Items from an interface collection -

● ● ● ●

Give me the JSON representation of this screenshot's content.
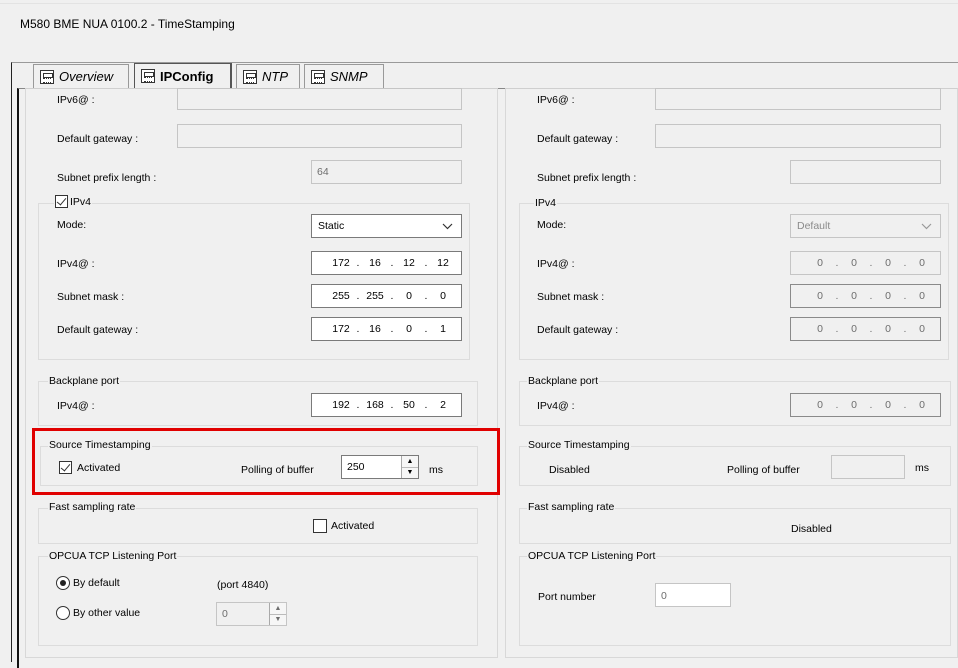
{
  "window": {
    "title": "M580 BME NUA 0100.2 - TimeStamping"
  },
  "tabs": [
    {
      "label": "Overview",
      "icon": "module-icon"
    },
    {
      "label": "IPConfig",
      "icon": "module-icon"
    },
    {
      "label": "NTP",
      "icon": "module-icon"
    },
    {
      "label": "SNMP",
      "icon": "module-icon"
    }
  ],
  "left": {
    "ipv6": {
      "address_label": "IPv6@ :",
      "gateway_label": "Default gateway :",
      "prefix_label": "Subnet prefix length :",
      "prefix_value": "64"
    },
    "ipv4": {
      "group_label": "IPv4",
      "mode_label": "Mode:",
      "mode_value": "Static",
      "address_label": "IPv4@ :",
      "address": [
        "172",
        "16",
        "12",
        "12"
      ],
      "mask_label": "Subnet mask :",
      "mask": [
        "255",
        "255",
        "0",
        "0"
      ],
      "gateway_label": "Default gateway :",
      "gateway": [
        "172",
        "16",
        "0",
        "1"
      ]
    },
    "backplane": {
      "group_label": "Backplane port",
      "address_label": "IPv4@ :",
      "address": [
        "192",
        "168",
        "50",
        "2"
      ]
    },
    "timestamping": {
      "group_label": "Source Timestamping",
      "activated_label": "Activated",
      "polling_label": "Polling of buffer",
      "polling_value": "250",
      "unit": "ms"
    },
    "fast_sampling": {
      "group_label": "Fast sampling rate",
      "activated_label": "Activated"
    },
    "opcua": {
      "group_label": "OPCUA TCP Listening Port",
      "default_label": "By default",
      "default_port": "(port 4840)",
      "other_label": "By other value",
      "other_value": "0"
    }
  },
  "right": {
    "ipv6": {
      "address_label": "IPv6@ :",
      "gateway_label": "Default gateway :",
      "prefix_label": "Subnet prefix length :"
    },
    "ipv4": {
      "group_label": "IPv4",
      "mode_label": "Mode:",
      "mode_value": "Default",
      "address_label": "IPv4@ :",
      "address": [
        "0",
        "0",
        "0",
        "0"
      ],
      "mask_label": "Subnet mask :",
      "mask": [
        "0",
        "0",
        "0",
        "0"
      ],
      "gateway_label": "Default gateway :",
      "gateway": [
        "0",
        "0",
        "0",
        "0"
      ]
    },
    "backplane": {
      "group_label": "Backplane port",
      "address_label": "IPv4@ :",
      "address": [
        "0",
        "0",
        "0",
        "0"
      ]
    },
    "timestamping": {
      "group_label": "Source Timestamping",
      "status": "Disabled",
      "polling_label": "Polling of buffer",
      "unit": "ms"
    },
    "fast_sampling": {
      "group_label": "Fast sampling rate",
      "status": "Disabled"
    },
    "opcua": {
      "group_label": "OPCUA TCP Listening Port",
      "port_label": "Port number",
      "port_value": "0"
    }
  },
  "colors": {
    "highlight": "#e00000",
    "background": "#f0f0f0"
  }
}
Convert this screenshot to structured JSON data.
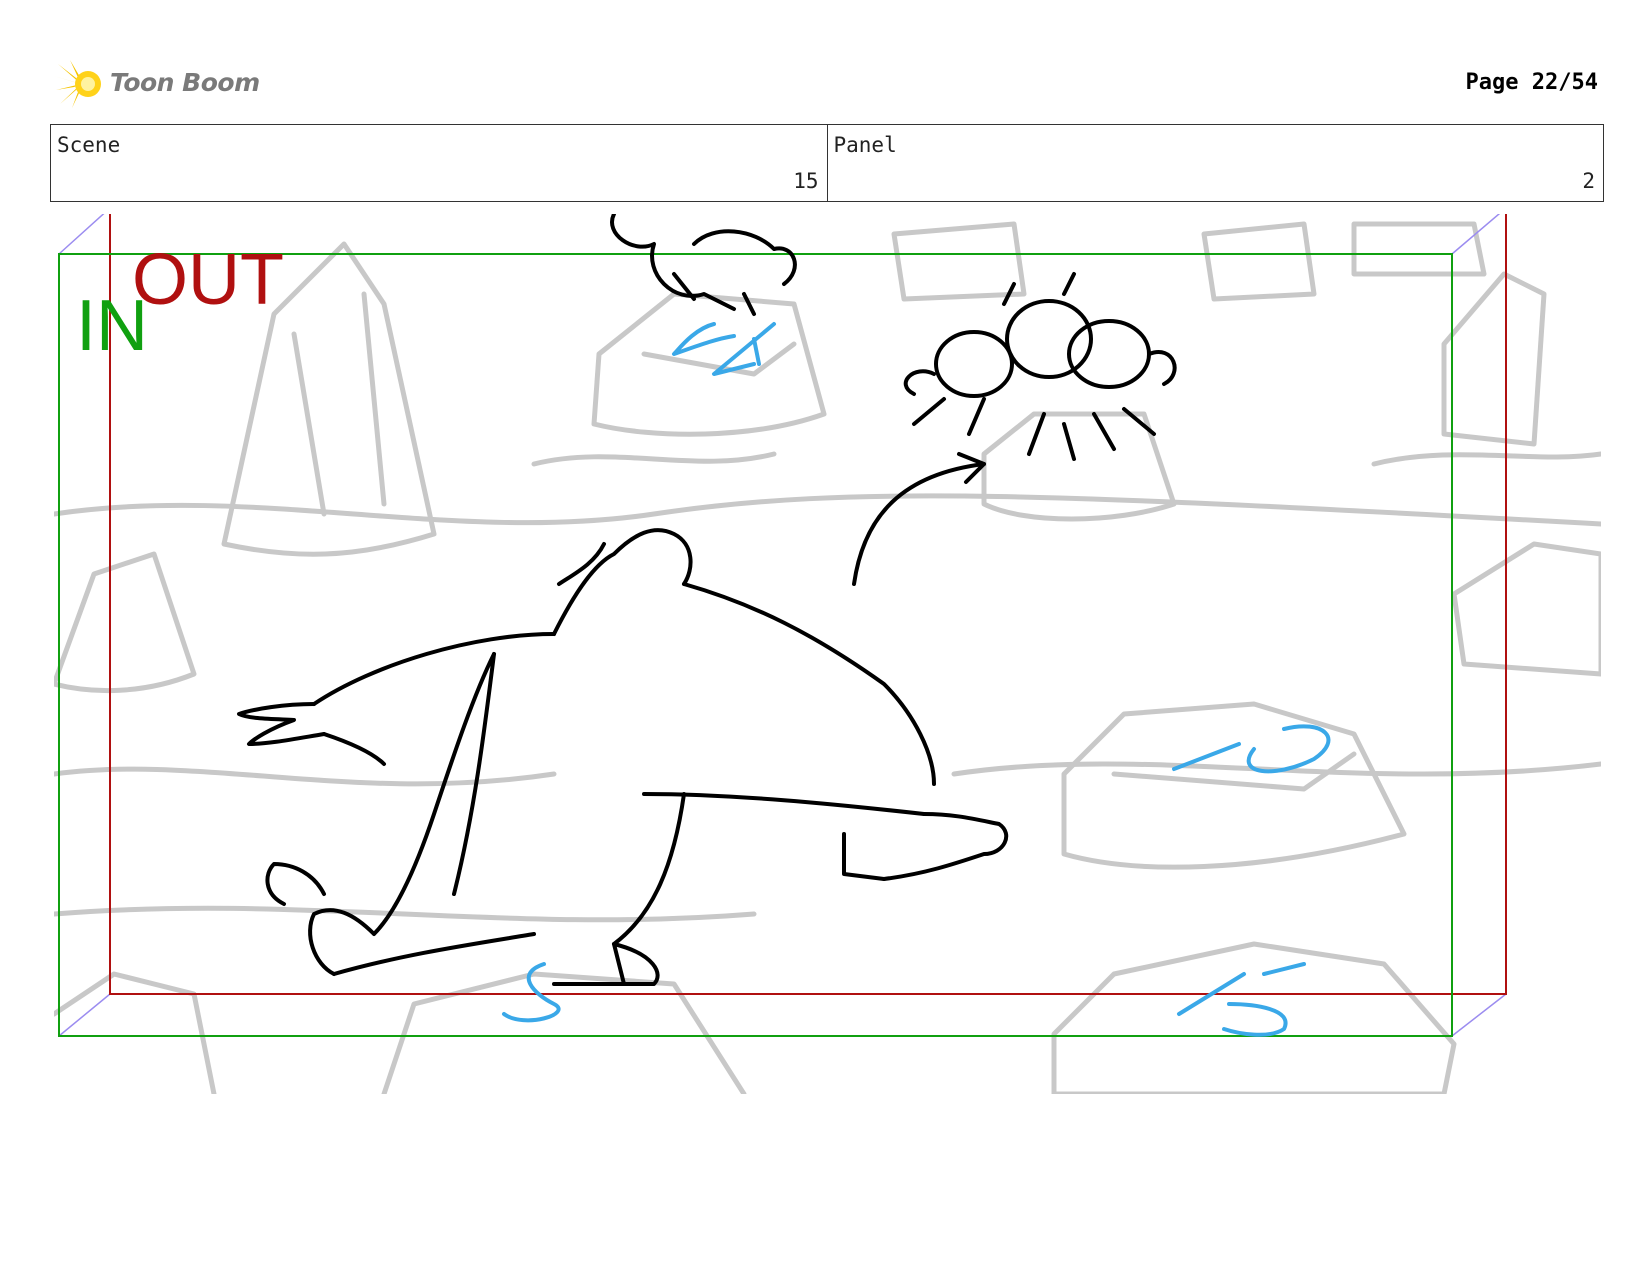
{
  "header": {
    "logo_text": "Toon Boom",
    "page_label": "Page 22/54"
  },
  "info": {
    "scene_label": "Scene",
    "scene_value": "15",
    "panel_label": "Panel",
    "panel_value": "2"
  },
  "panel": {
    "out_label": "OUT",
    "in_label": "IN",
    "timing_marks": [
      "64",
      "10",
      "15",
      "8"
    ],
    "colors": {
      "out_frame": "#b01010",
      "in_frame": "#10a010",
      "timing_marks": "#3aa8e8",
      "camera_path": "#9b8cf0"
    }
  }
}
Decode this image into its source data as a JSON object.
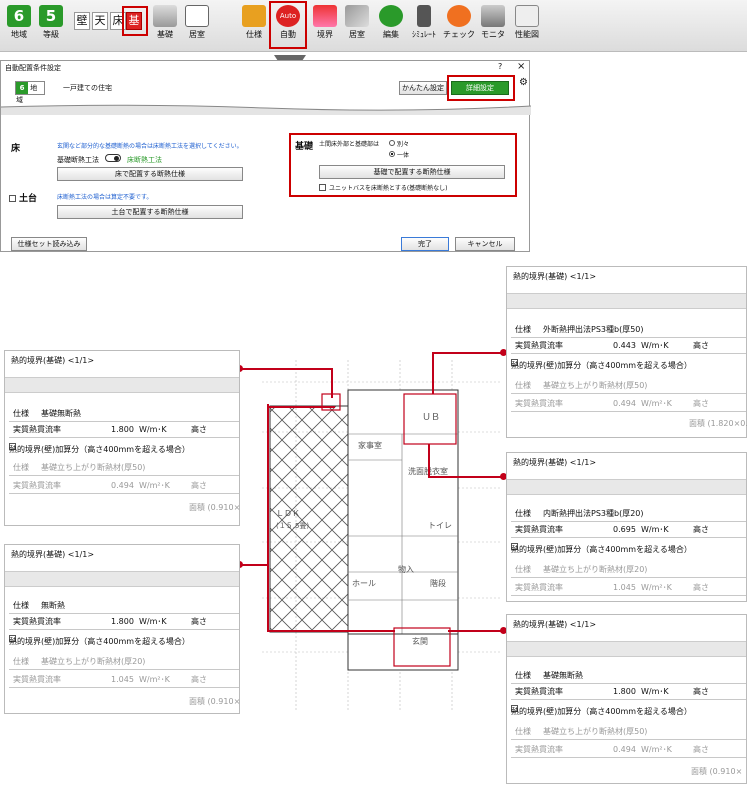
{
  "toolbar": {
    "chiiki_num": "6",
    "chiiki": "地域",
    "toukyuu_num": "5",
    "toukyuu": "等級",
    "kan_kabe": "壁",
    "kan_ten": "天",
    "kan_yuka": "床",
    "kan_ki": "基",
    "kiso": "基礎",
    "kyoshitsu": "居室",
    "shiyou": "仕様",
    "auto_badge": "Auto",
    "jidou": "自動",
    "kyoukai": "境界",
    "kyoshitsu2": "居室",
    "henshuu": "編集",
    "simulate": "ｼﾐｭﾚｰﾄ",
    "check": "チェック",
    "monitor": "モニタ",
    "seinou": "性能図"
  },
  "dialog": {
    "title": "自動配置条件設定",
    "help": "?",
    "close": "×",
    "region_num": "6",
    "region": "地域",
    "house_type": "一戸建ての住宅",
    "easy_btn": "かんたん設定",
    "detail_btn": "詳細設定",
    "floor_label": "床",
    "floor_note": "玄関など部分的な基礎断熱の場合は床断熱工法を選択してください。",
    "method_label": "基礎断熱工法",
    "method_value": "床断熱工法",
    "floor_btn": "床で配置する断熱仕様",
    "dodai_label": "土台",
    "dodai_note": "床断熱工法の場合は算定不要です。",
    "dodai_btn": "土台で配置する断熱仕様",
    "kiso_label": "基礎",
    "kiso_question": "土間床外部と基礎部は",
    "opt_separate": "別々",
    "opt_same": "一体",
    "kiso_btn": "基礎で配置する断熱仕様",
    "unitbath_text": "ユニットバスを床断熱とする(基礎断熱なし)",
    "load_btn": "仕様セット読み込み",
    "ok_btn": "完了",
    "cancel_btn": "キャンセル"
  },
  "panels": {
    "p1": {
      "header": "熱的境界(基礎) <1/1>",
      "spec_label": "仕様",
      "spec": "基礎無断熱",
      "flow_label": "実質熱貫流率",
      "flow": "1.800",
      "unit": "W/m･K",
      "height": "高さ",
      "wall_label": "熱的境界(壁)加算分（高さ400mmを超える場合）",
      "spec2": "基礎立ち上がり断熱材(厚50)",
      "flow2": "0.494",
      "unit2": "W/m²･K",
      "height2": "高さ",
      "area": "面積 (0.910×"
    },
    "p2": {
      "header": "熱的境界(基礎) <1/1>",
      "spec_label": "仕様",
      "spec": "無断熱",
      "flow_label": "実質熱貫流率",
      "flow": "1.800",
      "unit": "W/m･K",
      "height": "高さ",
      "wall_label": "熱的境界(壁)加算分（高さ400mmを超える場合）",
      "spec2": "基礎立ち上がり断熱材(厚20)",
      "flow2": "1.045",
      "unit2": "W/m²･K",
      "height2": "高さ",
      "area": "面積 (0.910×"
    },
    "p3": {
      "header": "熱的境界(基礎) <1/1>",
      "spec_label": "仕様",
      "spec": "外断熱押出法PS3種b(厚50)",
      "flow_label": "実質熱貫流率",
      "flow": "0.443",
      "unit": "W/m･K",
      "height": "高さ",
      "wall_label": "熱的境界(壁)加算分（高さ400mmを超える場合）",
      "spec2": "基礎立ち上がり断熱材(厚50)",
      "flow2": "0.494",
      "unit2": "W/m²･K",
      "height2": "高さ",
      "area": "面積 (1.820×0."
    },
    "p4": {
      "header": "熱的境界(基礎) <1/1>",
      "spec_label": "仕様",
      "spec": "内断熱押出法PS3種b(厚20)",
      "flow_label": "実質熱貫流率",
      "flow": "0.695",
      "unit": "W/m･K",
      "height": "高さ",
      "wall_label": "熱的境界(壁)加算分（高さ400mmを超える場合）",
      "spec2": "基礎立ち上がり断熱材(厚20)",
      "flow2": "1.045",
      "unit2": "W/m²･K",
      "height2": "高さ"
    },
    "p5": {
      "header": "熱的境界(基礎) <1/1>",
      "spec_label": "仕様",
      "spec": "基礎無断熱",
      "flow_label": "実質熱貫流率",
      "flow": "1.800",
      "unit": "W/m･K",
      "height": "高さ",
      "wall_label": "熱的境界(壁)加算分（高さ400mmを超える場合）",
      "spec2": "基礎立ち上がり断熱材(厚50)",
      "flow2": "0.494",
      "unit2": "W/m²･K",
      "height2": "高さ",
      "area": "面積 (0.910×"
    }
  },
  "plan": {
    "ub": "ＵＢ",
    "kajishitsu": "家事室",
    "senmen": "洗面脱衣室",
    "ldk": "ＬＤＫ",
    "toilet": "トイレ",
    "hall": "ホール",
    "mono": "物入",
    "kaidan": "階段",
    "genkan": "玄関",
    "ten": "(１５.5畳)"
  },
  "colors": {
    "accent_red": "#c2001a",
    "green": "#2a9a2a"
  }
}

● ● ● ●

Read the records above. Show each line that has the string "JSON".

Completed exercise -
Give me the JSON representation of this screenshot's content.
Convert this screenshot to structured JSON data.
Decode this image into its source data as a JSON object.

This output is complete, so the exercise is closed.